◆ PROBLEM TO SOLVE ◆
Report every line below that carries the word "sender".

──────── MATERIAL PROVIDED

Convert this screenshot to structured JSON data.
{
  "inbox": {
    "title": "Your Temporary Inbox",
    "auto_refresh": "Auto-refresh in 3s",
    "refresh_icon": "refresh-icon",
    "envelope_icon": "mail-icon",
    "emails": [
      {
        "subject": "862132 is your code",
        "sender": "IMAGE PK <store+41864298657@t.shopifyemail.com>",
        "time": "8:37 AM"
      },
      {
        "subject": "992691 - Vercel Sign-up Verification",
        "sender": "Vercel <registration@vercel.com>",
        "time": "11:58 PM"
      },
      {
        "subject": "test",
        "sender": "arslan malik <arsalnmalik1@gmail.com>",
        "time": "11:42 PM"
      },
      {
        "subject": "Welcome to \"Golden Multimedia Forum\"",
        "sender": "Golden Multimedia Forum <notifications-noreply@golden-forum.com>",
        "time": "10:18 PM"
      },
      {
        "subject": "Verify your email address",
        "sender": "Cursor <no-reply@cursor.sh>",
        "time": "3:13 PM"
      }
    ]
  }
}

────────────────

◆ TASK SOLUTION ◆
        "sender": "IMAGE PK <store+41864298657@t.shopifyemail.com>",
        "sender": "Vercel <registration@vercel.com>",
        "sender": "arslan malik <arsalnmalik1@gmail.com>",
        "sender": "Golden Multimedia Forum <notifications-noreply@golden-forum.com>",
        "sender": "Cursor <no-reply@cursor.sh>",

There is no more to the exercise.